- **EXERCISE OBJECTIVE**:
Return every line below as is, leaving out the pictures.

***** DATA PROVIDED

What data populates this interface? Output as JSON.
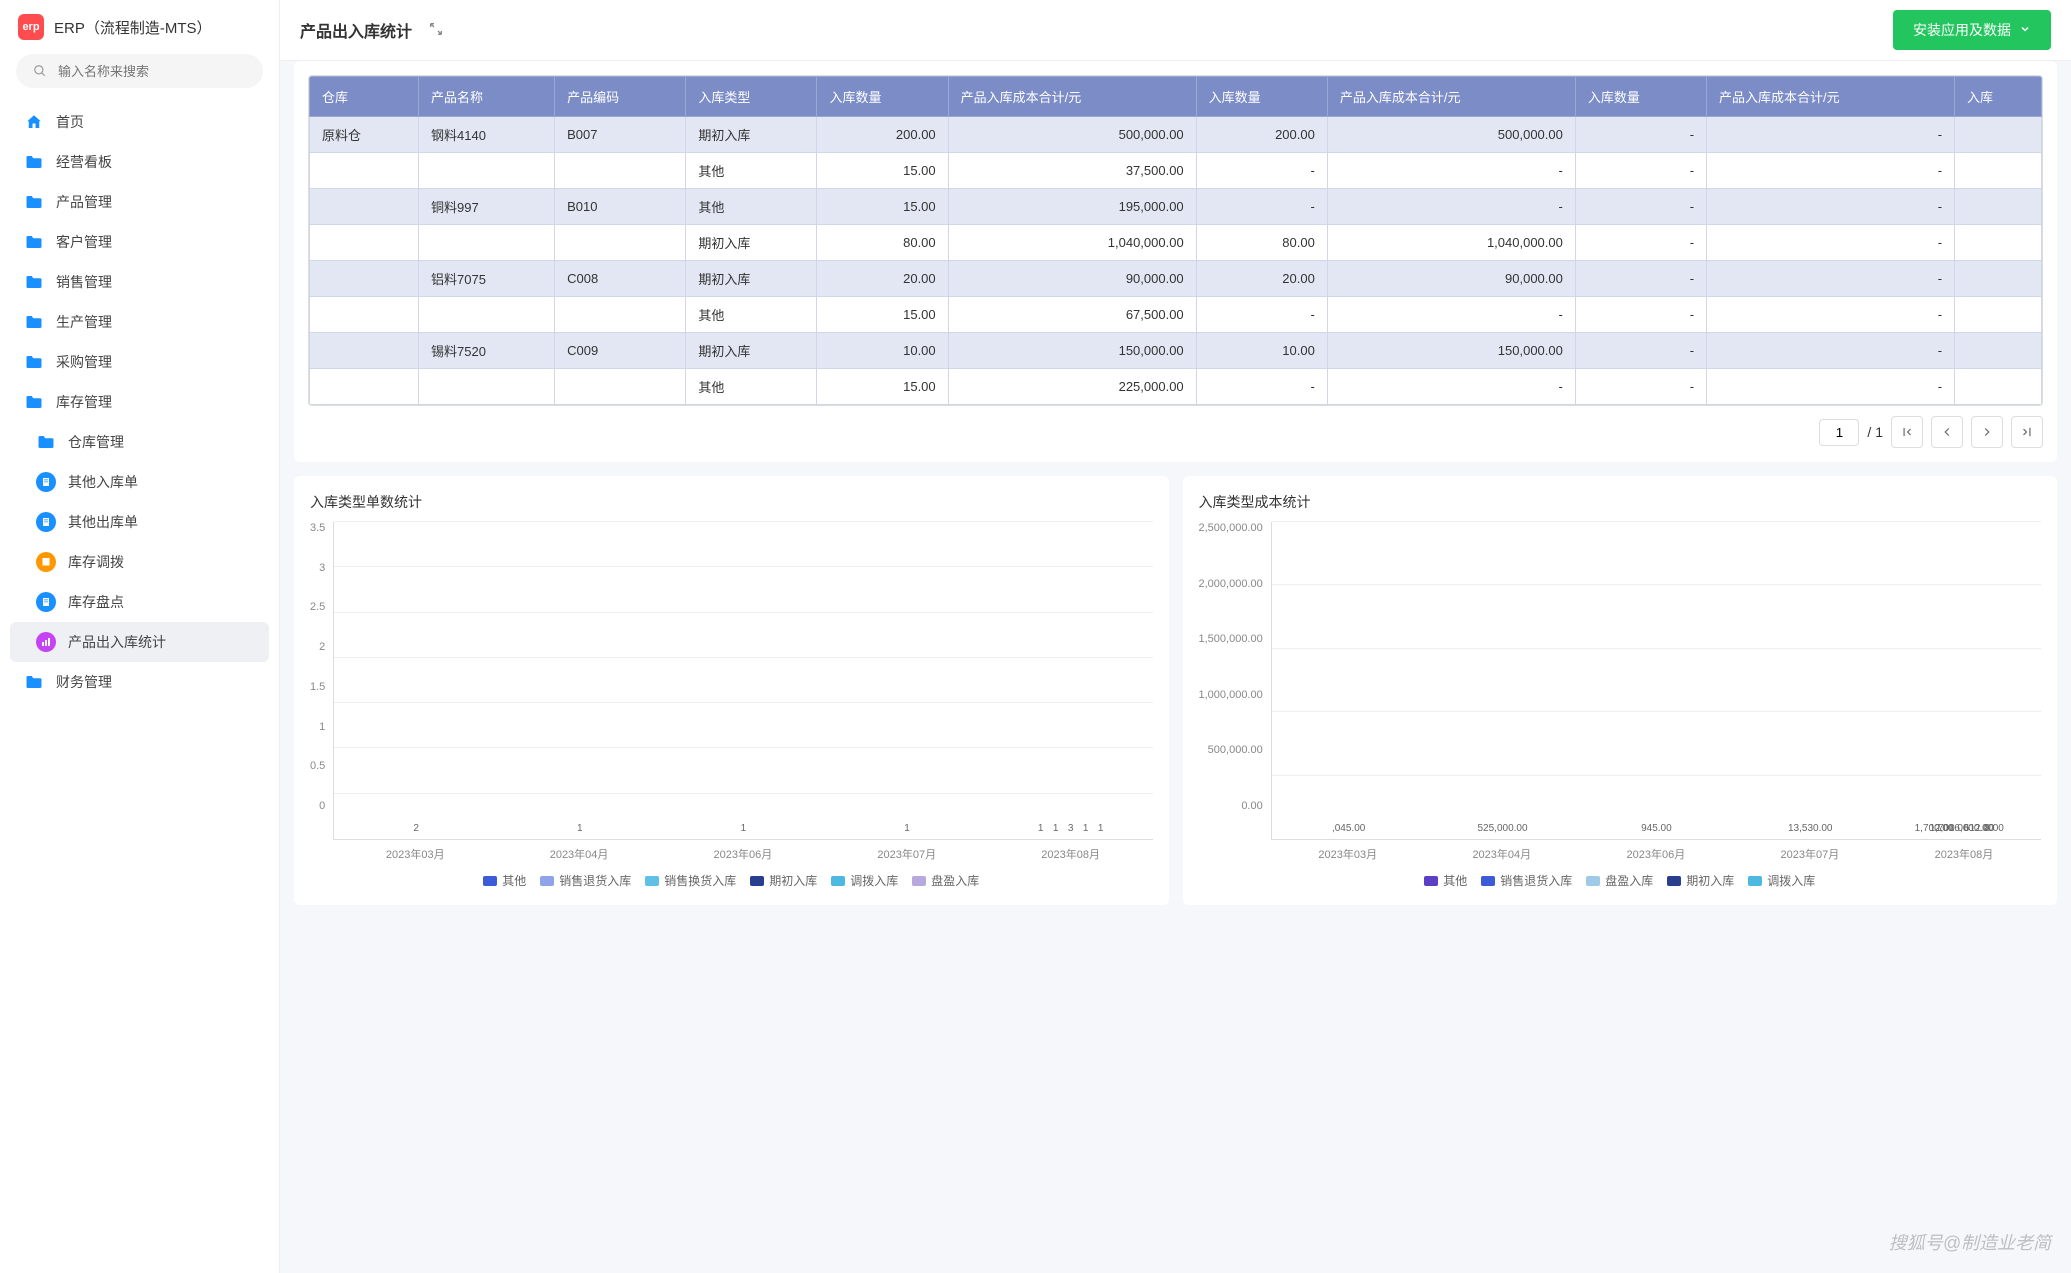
{
  "app_title": "ERP（流程制造-MTS）",
  "search_placeholder": "输入名称来搜索",
  "page_title": "产品出入库统计",
  "install_btn": "安装应用及数据",
  "watermark": "搜狐号@制造业老简",
  "nav": [
    {
      "label": "首页",
      "icon": "home"
    },
    {
      "label": "经营看板",
      "icon": "folder"
    },
    {
      "label": "产品管理",
      "icon": "folder"
    },
    {
      "label": "客户管理",
      "icon": "folder"
    },
    {
      "label": "销售管理",
      "icon": "folder"
    },
    {
      "label": "生产管理",
      "icon": "folder"
    },
    {
      "label": "采购管理",
      "icon": "folder"
    },
    {
      "label": "库存管理",
      "icon": "folder",
      "expanded": true,
      "children": [
        {
          "label": "仓库管理",
          "icon": "folder"
        },
        {
          "label": "其他入库单",
          "icon": "doc"
        },
        {
          "label": "其他出库单",
          "icon": "doc"
        },
        {
          "label": "库存调拨",
          "icon": "box"
        },
        {
          "label": "库存盘点",
          "icon": "doc"
        },
        {
          "label": "产品出入库统计",
          "icon": "chart",
          "active": true
        }
      ]
    },
    {
      "label": "财务管理",
      "icon": "folder"
    }
  ],
  "table": {
    "headers": [
      "仓库",
      "产品名称",
      "产品编码",
      "入库类型",
      "入库数量",
      "产品入库成本合计/元",
      "入库数量",
      "产品入库成本合计/元",
      "入库数量",
      "产品入库成本合计/元",
      "入库"
    ],
    "rows": [
      [
        "原料仓",
        "钢料4140",
        "B007",
        "期初入库",
        "200.00",
        "500,000.00",
        "200.00",
        "500,000.00",
        "-",
        "-",
        ""
      ],
      [
        "",
        "",
        "",
        "其他",
        "15.00",
        "37,500.00",
        "-",
        "-",
        "-",
        "-",
        ""
      ],
      [
        "",
        "铜料997",
        "B010",
        "其他",
        "15.00",
        "195,000.00",
        "-",
        "-",
        "-",
        "-",
        ""
      ],
      [
        "",
        "",
        "",
        "期初入库",
        "80.00",
        "1,040,000.00",
        "80.00",
        "1,040,000.00",
        "-",
        "-",
        ""
      ],
      [
        "",
        "铝料7075",
        "C008",
        "期初入库",
        "20.00",
        "90,000.00",
        "20.00",
        "90,000.00",
        "-",
        "-",
        ""
      ],
      [
        "",
        "",
        "",
        "其他",
        "15.00",
        "67,500.00",
        "-",
        "-",
        "-",
        "-",
        ""
      ],
      [
        "",
        "锡料7520",
        "C009",
        "期初入库",
        "10.00",
        "150,000.00",
        "10.00",
        "150,000.00",
        "-",
        "-",
        ""
      ],
      [
        "",
        "",
        "",
        "其他",
        "15.00",
        "225,000.00",
        "-",
        "-",
        "-",
        "-",
        ""
      ]
    ],
    "page_current": "1",
    "page_total": "/ 1"
  },
  "chart_data": [
    {
      "title": "入库类型单数统计",
      "type": "bar",
      "categories": [
        "2023年03月",
        "2023年04月",
        "2023年06月",
        "2023年07月",
        "2023年08月"
      ],
      "series_names": [
        "其他",
        "销售退货入库",
        "销售换货入库",
        "期初入库",
        "调拨入库",
        "盘盈入库"
      ],
      "colors": [
        "#3b5bd9",
        "#8ea4ea",
        "#60c0e8",
        "#2a3e8f",
        "#4db8e0",
        "#b9a8e0"
      ],
      "ylim": [
        0,
        3.5
      ],
      "ticks": [
        "0",
        "0.5",
        "1",
        "1.5",
        "2",
        "2.5",
        "3",
        "3.5"
      ],
      "data": [
        {
          "cat": 0,
          "series": 0,
          "value": 2,
          "label": "2"
        },
        {
          "cat": 1,
          "series": 0,
          "value": 1,
          "label": "1"
        },
        {
          "cat": 2,
          "series": 2,
          "value": 1,
          "label": "1"
        },
        {
          "cat": 3,
          "series": 5,
          "value": 1,
          "label": "1"
        },
        {
          "cat": 4,
          "series": 0,
          "value": 1,
          "label": "1"
        },
        {
          "cat": 4,
          "series": 1,
          "value": 1,
          "label": "1"
        },
        {
          "cat": 4,
          "series": 3,
          "value": 3,
          "label": "3"
        },
        {
          "cat": 4,
          "series": 4,
          "value": 1,
          "label": "1"
        },
        {
          "cat": 4,
          "series": 5,
          "value": 1,
          "label": "1"
        }
      ]
    },
    {
      "title": "入库类型成本统计",
      "type": "bar",
      "categories": [
        "2023年03月",
        "2023年04月",
        "2023年06月",
        "2023年07月",
        "2023年08月"
      ],
      "series_names": [
        "其他",
        "销售退货入库",
        "盘盈入库",
        "期初入库",
        "调拨入库"
      ],
      "colors": [
        "#5b3fc4",
        "#3b5bd9",
        "#9fcbe8",
        "#2a3e8f",
        "#4db8e0"
      ],
      "ylim": [
        0,
        2500000
      ],
      "ticks": [
        "0.00",
        "500,000.00",
        "1,000,000.00",
        "1,500,000.00",
        "2,000,000.00",
        "2,500,000.00"
      ],
      "data": [
        {
          "cat": 0,
          "series": 0,
          "value": 45000,
          "label": ",045.00"
        },
        {
          "cat": 1,
          "series": 0,
          "value": 525000,
          "label": "525,000.00"
        },
        {
          "cat": 2,
          "series": 0,
          "value": 945,
          "label": "945.00"
        },
        {
          "cat": 3,
          "series": 0,
          "value": 13530,
          "label": "13,530.00"
        },
        {
          "cat": 4,
          "series": 1,
          "value": 1700,
          "label": "1,700.00"
        },
        {
          "cat": 4,
          "series": 2,
          "value": 1700,
          "label": "1,700.00"
        },
        {
          "cat": 4,
          "series": 3,
          "value": 2016600,
          "label": "2,016,600.00"
        },
        {
          "cat": 4,
          "series": 4,
          "value": 612007,
          "label": "612.00"
        },
        {
          "cat": 4,
          "series": 0,
          "value": 8000,
          "label": "8.00"
        }
      ]
    }
  ]
}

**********

- **WRITTEN ANSWER**:
What data populates this interface? Output as JSON.
{
  "app_title": "ERP（流程制造-MTS）",
  "search_placeholder": "输入名称来搜索",
  "page_title": "产品出入库统计",
  "install_btn": "安装应用及数据",
  "watermark": "搜狐号@制造业老简",
  "nav": [
    {
      "label": "首页",
      "icon": "home"
    },
    {
      "label": "经营看板",
      "icon": "folder"
    },
    {
      "label": "产品管理",
      "icon": "folder"
    },
    {
      "label": "客户管理",
      "icon": "folder"
    },
    {
      "label": "销售管理",
      "icon": "folder"
    },
    {
      "label": "生产管理",
      "icon": "folder"
    },
    {
      "label": "采购管理",
      "icon": "folder"
    },
    {
      "label": "库存管理",
      "icon": "folder",
      "expanded": true,
      "children": [
        {
          "label": "仓库管理",
          "icon": "folder"
        },
        {
          "label": "其他入库单",
          "icon": "doc"
        },
        {
          "label": "其他出库单",
          "icon": "doc"
        },
        {
          "label": "库存调拨",
          "icon": "box"
        },
        {
          "label": "库存盘点",
          "icon": "doc"
        },
        {
          "label": "产品出入库统计",
          "icon": "chart",
          "active": true
        }
      ]
    },
    {
      "label": "财务管理",
      "icon": "folder"
    }
  ],
  "table": {
    "headers": [
      "仓库",
      "产品名称",
      "产品编码",
      "入库类型",
      "入库数量",
      "产品入库成本合计/元",
      "入库数量",
      "产品入库成本合计/元",
      "入库数量",
      "产品入库成本合计/元",
      "入库"
    ],
    "rows": [
      [
        "原料仓",
        "钢料4140",
        "B007",
        "期初入库",
        "200.00",
        "500,000.00",
        "200.00",
        "500,000.00",
        "-",
        "-",
        ""
      ],
      [
        "",
        "",
        "",
        "其他",
        "15.00",
        "37,500.00",
        "-",
        "-",
        "-",
        "-",
        ""
      ],
      [
        "",
        "铜料997",
        "B010",
        "其他",
        "15.00",
        "195,000.00",
        "-",
        "-",
        "-",
        "-",
        ""
      ],
      [
        "",
        "",
        "",
        "期初入库",
        "80.00",
        "1,040,000.00",
        "80.00",
        "1,040,000.00",
        "-",
        "-",
        ""
      ],
      [
        "",
        "铝料7075",
        "C008",
        "期初入库",
        "20.00",
        "90,000.00",
        "20.00",
        "90,000.00",
        "-",
        "-",
        ""
      ],
      [
        "",
        "",
        "",
        "其他",
        "15.00",
        "67,500.00",
        "-",
        "-",
        "-",
        "-",
        ""
      ],
      [
        "",
        "锡料7520",
        "C009",
        "期初入库",
        "10.00",
        "150,000.00",
        "10.00",
        "150,000.00",
        "-",
        "-",
        ""
      ],
      [
        "",
        "",
        "",
        "其他",
        "15.00",
        "225,000.00",
        "-",
        "-",
        "-",
        "-",
        ""
      ]
    ],
    "page_current": "1",
    "page_total": "/ 1"
  },
  "chart_data": [
    {
      "title": "入库类型单数统计",
      "type": "bar",
      "categories": [
        "2023年03月",
        "2023年04月",
        "2023年06月",
        "2023年07月",
        "2023年08月"
      ],
      "series_names": [
        "其他",
        "销售退货入库",
        "销售换货入库",
        "期初入库",
        "调拨入库",
        "盘盈入库"
      ],
      "colors": [
        "#3b5bd9",
        "#8ea4ea",
        "#60c0e8",
        "#2a3e8f",
        "#4db8e0",
        "#b9a8e0"
      ],
      "ylim": [
        0,
        3.5
      ],
      "ticks": [
        "0",
        "0.5",
        "1",
        "1.5",
        "2",
        "2.5",
        "3",
        "3.5"
      ],
      "data": [
        {
          "cat": 0,
          "series": 0,
          "value": 2,
          "label": "2"
        },
        {
          "cat": 1,
          "series": 0,
          "value": 1,
          "label": "1"
        },
        {
          "cat": 2,
          "series": 2,
          "value": 1,
          "label": "1"
        },
        {
          "cat": 3,
          "series": 5,
          "value": 1,
          "label": "1"
        },
        {
          "cat": 4,
          "series": 0,
          "value": 1,
          "label": "1"
        },
        {
          "cat": 4,
          "series": 1,
          "value": 1,
          "label": "1"
        },
        {
          "cat": 4,
          "series": 3,
          "value": 3,
          "label": "3"
        },
        {
          "cat": 4,
          "series": 4,
          "value": 1,
          "label": "1"
        },
        {
          "cat": 4,
          "series": 5,
          "value": 1,
          "label": "1"
        }
      ]
    },
    {
      "title": "入库类型成本统计",
      "type": "bar",
      "categories": [
        "2023年03月",
        "2023年04月",
        "2023年06月",
        "2023年07月",
        "2023年08月"
      ],
      "series_names": [
        "其他",
        "销售退货入库",
        "盘盈入库",
        "期初入库",
        "调拨入库"
      ],
      "colors": [
        "#5b3fc4",
        "#3b5bd9",
        "#9fcbe8",
        "#2a3e8f",
        "#4db8e0"
      ],
      "ylim": [
        0,
        2500000
      ],
      "ticks": [
        "0.00",
        "500,000.00",
        "1,000,000.00",
        "1,500,000.00",
        "2,000,000.00",
        "2,500,000.00"
      ],
      "data": [
        {
          "cat": 0,
          "series": 0,
          "value": 45000,
          "label": ",045.00"
        },
        {
          "cat": 1,
          "series": 0,
          "value": 525000,
          "label": "525,000.00"
        },
        {
          "cat": 2,
          "series": 0,
          "value": 945,
          "label": "945.00"
        },
        {
          "cat": 3,
          "series": 0,
          "value": 13530,
          "label": "13,530.00"
        },
        {
          "cat": 4,
          "series": 1,
          "value": 1700,
          "label": "1,700.00"
        },
        {
          "cat": 4,
          "series": 2,
          "value": 1700,
          "label": "1,700.00"
        },
        {
          "cat": 4,
          "series": 3,
          "value": 2016600,
          "label": "2,016,600.00"
        },
        {
          "cat": 4,
          "series": 4,
          "value": 612007,
          "label": "612.00"
        },
        {
          "cat": 4,
          "series": 0,
          "value": 8000,
          "label": "8.00"
        }
      ]
    }
  ]
}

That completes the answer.